About this exercise:
Your task is to copy each line in the listing that includes the word "title".

Material shown:
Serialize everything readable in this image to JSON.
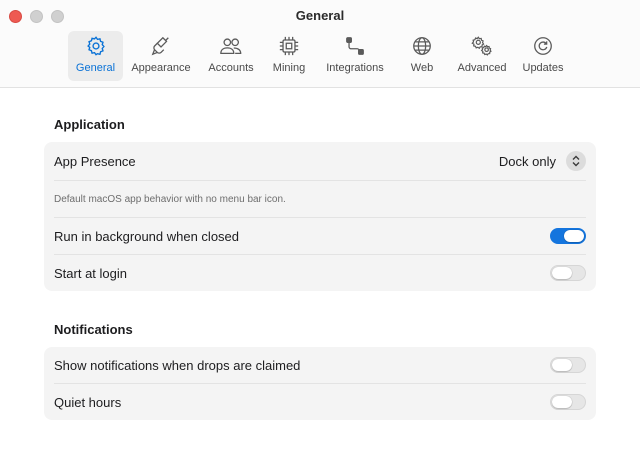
{
  "window": {
    "title": "General"
  },
  "toolbar": {
    "tabs": [
      {
        "label": "General",
        "icon": "gear-icon",
        "active": true
      },
      {
        "label": "Appearance",
        "icon": "paintbrush-icon",
        "active": false
      },
      {
        "label": "Accounts",
        "icon": "people-icon",
        "active": false
      },
      {
        "label": "Mining",
        "icon": "chip-icon",
        "active": false
      },
      {
        "label": "Integrations",
        "icon": "connection-icon",
        "active": false
      },
      {
        "label": "Web",
        "icon": "globe-icon",
        "active": false
      },
      {
        "label": "Advanced",
        "icon": "gears-icon",
        "active": false
      },
      {
        "label": "Updates",
        "icon": "refresh-icon",
        "active": false
      }
    ]
  },
  "application": {
    "title": "Application",
    "app_presence": {
      "label": "App Presence",
      "value": "Dock only"
    },
    "description": "Default macOS app behavior with no menu bar icon.",
    "run_in_background": {
      "label": "Run in background when closed",
      "enabled": true
    },
    "start_at_login": {
      "label": "Start at login",
      "enabled": false
    }
  },
  "notifications": {
    "title": "Notifications",
    "drops_claimed": {
      "label": "Show notifications when drops are claimed",
      "enabled": false
    },
    "quiet_hours": {
      "label": "Quiet hours",
      "enabled": false
    }
  },
  "colors": {
    "accent": "#1475de",
    "active_tab_text": "#0a72d6",
    "close_button": "#ee5a52"
  }
}
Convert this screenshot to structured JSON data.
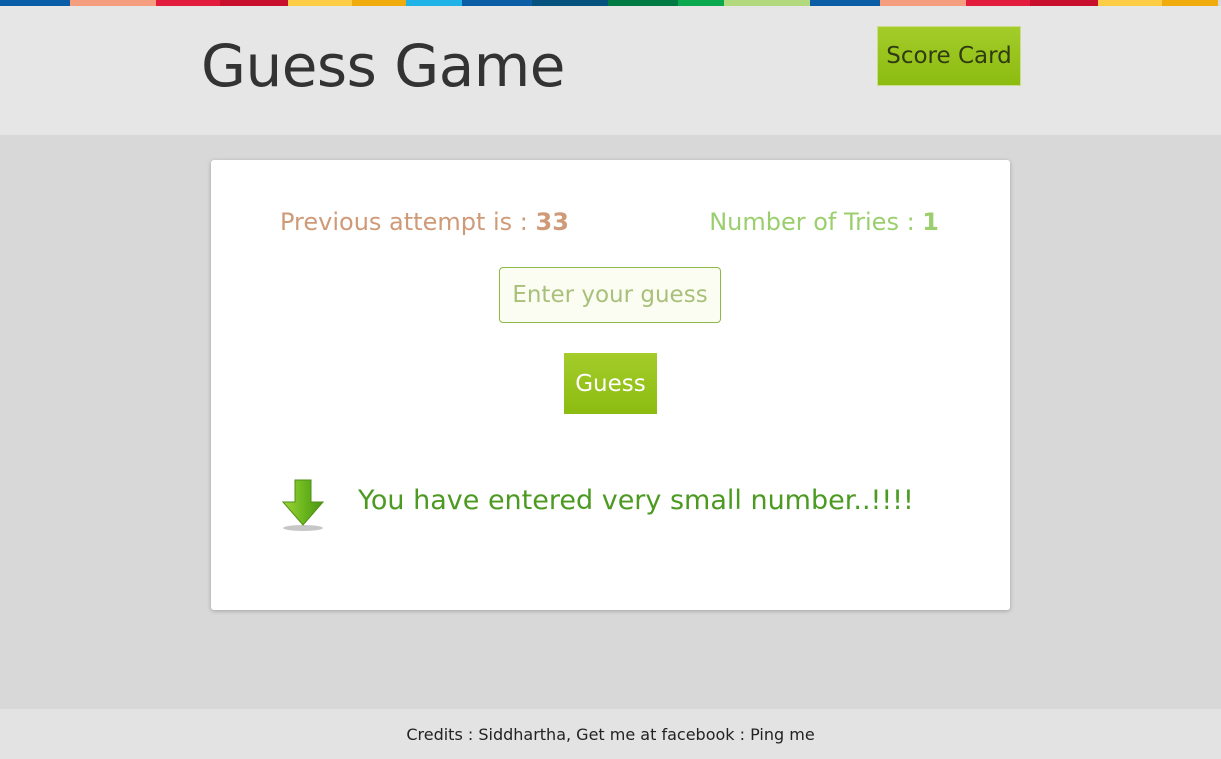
{
  "header": {
    "title": "Guess Game",
    "score_card_label": "Score Card",
    "strip_colors": [
      "#0a5ea8",
      "#f59e7f",
      "#e31c3d",
      "#c8102e",
      "#fdcd45",
      "#f0ac0c",
      "#1fb3e7",
      "#0b5ea6",
      "#05527f",
      "#017a44",
      "#0aa84f",
      "#b3d97e",
      "#0b5ea6",
      "#f59e7f",
      "#e31c3d",
      "#c8102e",
      "#fdcd45",
      "#f0ac0c"
    ]
  },
  "game": {
    "previous_attempt_label": "Previous attempt is : ",
    "previous_attempt_value": "33",
    "tries_label": "Number of Tries : ",
    "tries_value": "1",
    "input_placeholder": "Enter your guess",
    "input_value": "",
    "guess_button_label": "Guess",
    "hint_icon": "arrow-down-icon",
    "message": "You have entered very small number..!!!!"
  },
  "footer": {
    "credits_prefix": "Credits : Siddhartha, Get me at facebook : ",
    "ping_link": "Ping me"
  },
  "colors": {
    "accent_green": "#8cbc10",
    "previous_attempt": "#cf9a78",
    "tries": "#9bcf6e",
    "message": "#4c9a22"
  }
}
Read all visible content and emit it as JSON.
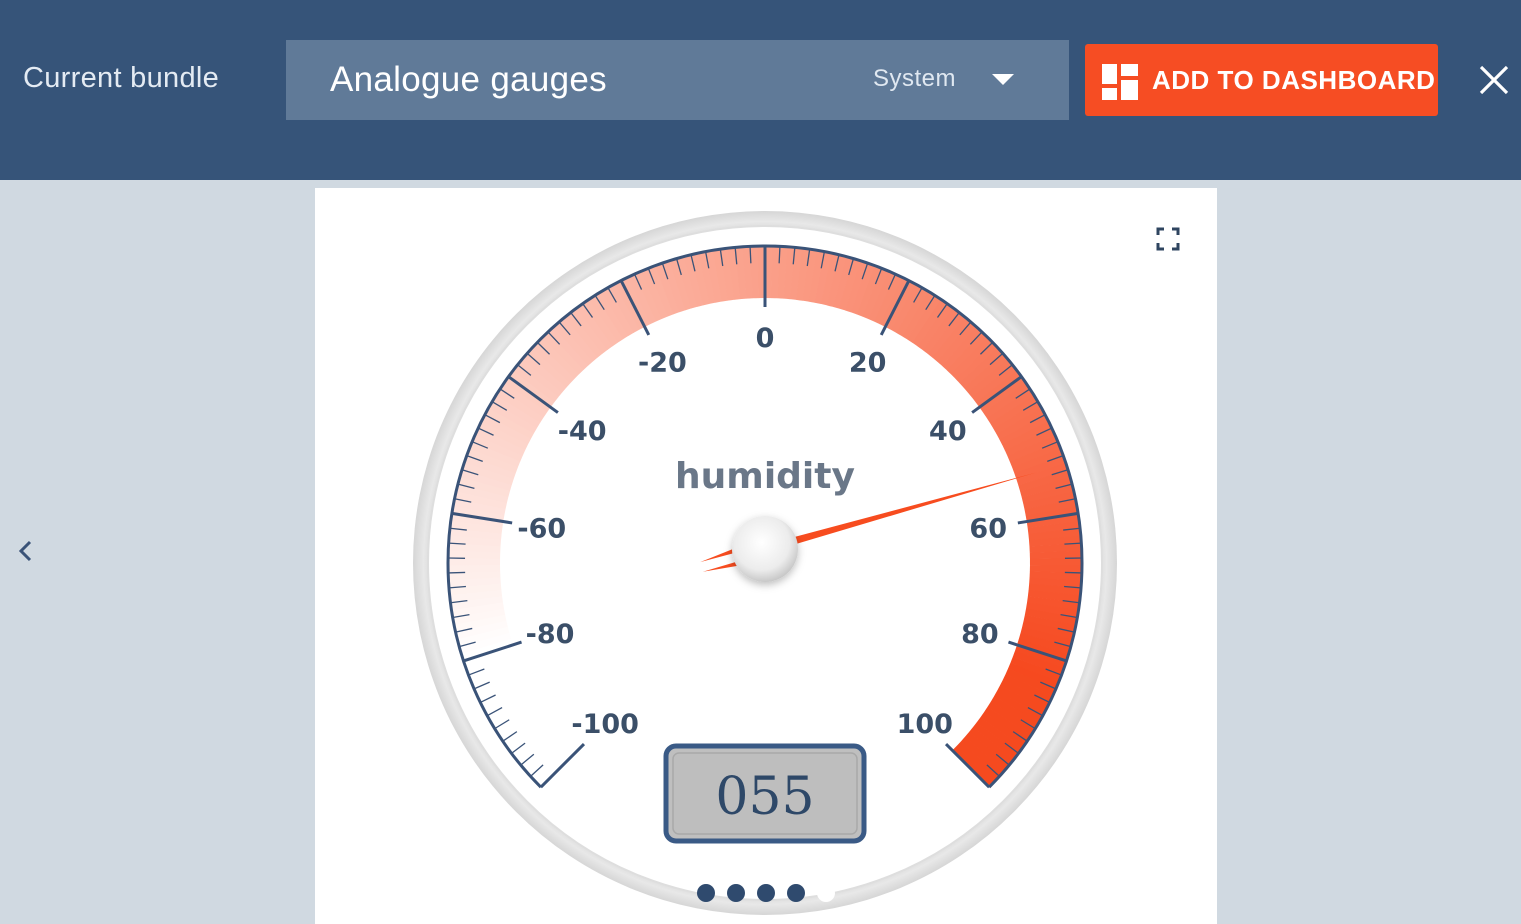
{
  "header": {
    "bundle_label": "Current bundle",
    "bundle_name": "Analogue gauges",
    "bundle_scope": "System",
    "add_button_label": "ADD TO DASHBOARD",
    "add_button_icon": "dashboard-icon",
    "close_icon": "close-icon"
  },
  "navigation": {
    "prev_icon": "chevron-left-icon",
    "fullscreen_icon": "fullscreen-icon",
    "carousel_pages": 5,
    "carousel_active_page": 5
  },
  "gauge": {
    "title": "humidity",
    "value": 55,
    "readout": "055",
    "min": -100,
    "max": 100,
    "major_step": 20,
    "minor_step": 2,
    "tick_labels": [
      "-100",
      "-80",
      "-60",
      "-40",
      "-20",
      "0",
      "20",
      "40",
      "60",
      "80",
      "100"
    ],
    "colors": {
      "band_start": "#ffffff",
      "band_end": "#f6481e",
      "band_peak": "#f54a1f",
      "needle": "#f74c1f",
      "ticks": "#3a5378",
      "readout_box": "#bfbfbf",
      "readout_border": "#3a5a86"
    }
  },
  "theme": {
    "header_bg": "#365479",
    "body_bg": "#d0d9e1",
    "select_bg": "#607a98",
    "accent": "#f64d23"
  }
}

Exercise answer:
    "title": "General"
    "title": "Application",
    "title": "Notifications",
    "title": "Guess Game",
    "title": "humidity",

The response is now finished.